• EXERCISE DESCRIPTION: Set down the records again. Every word and mark must match exactly.

==========

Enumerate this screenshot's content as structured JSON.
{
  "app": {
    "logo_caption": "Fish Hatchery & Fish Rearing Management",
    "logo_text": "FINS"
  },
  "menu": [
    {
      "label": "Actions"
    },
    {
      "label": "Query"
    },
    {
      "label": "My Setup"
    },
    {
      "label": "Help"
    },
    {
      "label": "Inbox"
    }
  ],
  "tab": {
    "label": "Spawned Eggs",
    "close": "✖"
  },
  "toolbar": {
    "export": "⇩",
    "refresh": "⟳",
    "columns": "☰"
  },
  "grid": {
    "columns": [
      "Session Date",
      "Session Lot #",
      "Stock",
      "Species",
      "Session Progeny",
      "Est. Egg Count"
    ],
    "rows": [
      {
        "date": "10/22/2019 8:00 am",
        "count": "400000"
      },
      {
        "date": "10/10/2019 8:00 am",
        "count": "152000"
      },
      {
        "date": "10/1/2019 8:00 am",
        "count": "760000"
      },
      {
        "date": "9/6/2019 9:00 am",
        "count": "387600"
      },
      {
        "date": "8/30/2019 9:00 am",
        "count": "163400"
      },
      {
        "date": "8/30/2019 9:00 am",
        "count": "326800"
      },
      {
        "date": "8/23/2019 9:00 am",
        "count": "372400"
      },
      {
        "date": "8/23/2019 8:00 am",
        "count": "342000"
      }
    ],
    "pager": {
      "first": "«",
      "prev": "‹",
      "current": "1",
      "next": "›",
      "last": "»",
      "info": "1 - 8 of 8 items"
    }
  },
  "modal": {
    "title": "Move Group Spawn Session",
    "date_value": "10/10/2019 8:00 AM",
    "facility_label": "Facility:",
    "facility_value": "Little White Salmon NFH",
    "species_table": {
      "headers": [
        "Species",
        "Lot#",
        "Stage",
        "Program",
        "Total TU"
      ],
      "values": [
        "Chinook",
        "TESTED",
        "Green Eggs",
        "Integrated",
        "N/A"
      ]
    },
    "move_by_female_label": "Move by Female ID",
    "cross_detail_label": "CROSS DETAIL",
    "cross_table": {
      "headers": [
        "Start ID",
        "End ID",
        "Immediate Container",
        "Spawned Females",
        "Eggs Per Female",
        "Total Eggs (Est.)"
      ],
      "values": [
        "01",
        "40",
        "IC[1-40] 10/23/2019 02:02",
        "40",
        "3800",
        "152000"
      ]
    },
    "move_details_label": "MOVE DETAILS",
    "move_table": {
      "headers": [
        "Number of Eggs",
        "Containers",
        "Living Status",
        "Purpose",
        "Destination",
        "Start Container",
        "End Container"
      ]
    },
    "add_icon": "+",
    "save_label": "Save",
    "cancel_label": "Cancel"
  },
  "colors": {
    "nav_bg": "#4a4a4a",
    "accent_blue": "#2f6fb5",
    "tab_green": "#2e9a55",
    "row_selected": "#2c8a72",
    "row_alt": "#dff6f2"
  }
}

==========

• ANSWER TO THE EXERCISE:
Enumerate this screenshot's content as structured JSON.
{
  "app": {
    "logo_caption": "Fish Hatchery & Fish Rearing Management",
    "logo_text": "FINS"
  },
  "menu": [
    {
      "label": "Actions"
    },
    {
      "label": "Query"
    },
    {
      "label": "My Setup"
    },
    {
      "label": "Help"
    },
    {
      "label": "Inbox"
    }
  ],
  "tab": {
    "label": "Spawned Eggs",
    "close": "✖"
  },
  "toolbar": {
    "export": "⇩",
    "refresh": "⟳",
    "columns": "☰"
  },
  "grid": {
    "columns": [
      "Session Date",
      "Session Lot #",
      "Stock",
      "Species",
      "Session Progeny",
      "Est. Egg Count"
    ],
    "rows": [
      {
        "date": "10/22/2019 8:00 am",
        "count": "400000"
      },
      {
        "date": "10/10/2019 8:00 am",
        "count": "152000"
      },
      {
        "date": "10/1/2019 8:00 am",
        "count": "760000"
      },
      {
        "date": "9/6/2019 9:00 am",
        "count": "387600"
      },
      {
        "date": "8/30/2019 9:00 am",
        "count": "163400"
      },
      {
        "date": "8/30/2019 9:00 am",
        "count": "326800"
      },
      {
        "date": "8/23/2019 9:00 am",
        "count": "372400"
      },
      {
        "date": "8/23/2019 8:00 am",
        "count": "342000"
      }
    ],
    "pager": {
      "first": "«",
      "prev": "‹",
      "current": "1",
      "next": "›",
      "last": "»",
      "info": "1 - 8 of 8 items"
    }
  },
  "modal": {
    "title": "Move Group Spawn Session",
    "date_value": "10/10/2019 8:00 AM",
    "facility_label": "Facility:",
    "facility_value": "Little White Salmon NFH",
    "species_table": {
      "headers": [
        "Species",
        "Lot#",
        "Stage",
        "Program",
        "Total TU"
      ],
      "values": [
        "Chinook",
        "TESTED",
        "Green Eggs",
        "Integrated",
        "N/A"
      ]
    },
    "move_by_female_label": "Move by Female ID",
    "cross_detail_label": "CROSS DETAIL",
    "cross_table": {
      "headers": [
        "Start ID",
        "End ID",
        "Immediate Container",
        "Spawned Females",
        "Eggs Per Female",
        "Total Eggs (Est.)"
      ],
      "values": [
        "01",
        "40",
        "IC[1-40] 10/23/2019 02:02",
        "40",
        "3800",
        "152000"
      ]
    },
    "move_details_label": "MOVE DETAILS",
    "move_table": {
      "headers": [
        "Number of Eggs",
        "Containers",
        "Living Status",
        "Purpose",
        "Destination",
        "Start Container",
        "End Container"
      ]
    },
    "add_icon": "+",
    "save_label": "Save",
    "cancel_label": "Cancel"
  },
  "colors": {
    "nav_bg": "#4a4a4a",
    "accent_blue": "#2f6fb5",
    "tab_green": "#2e9a55",
    "row_selected": "#2c8a72",
    "row_alt": "#dff6f2"
  }
}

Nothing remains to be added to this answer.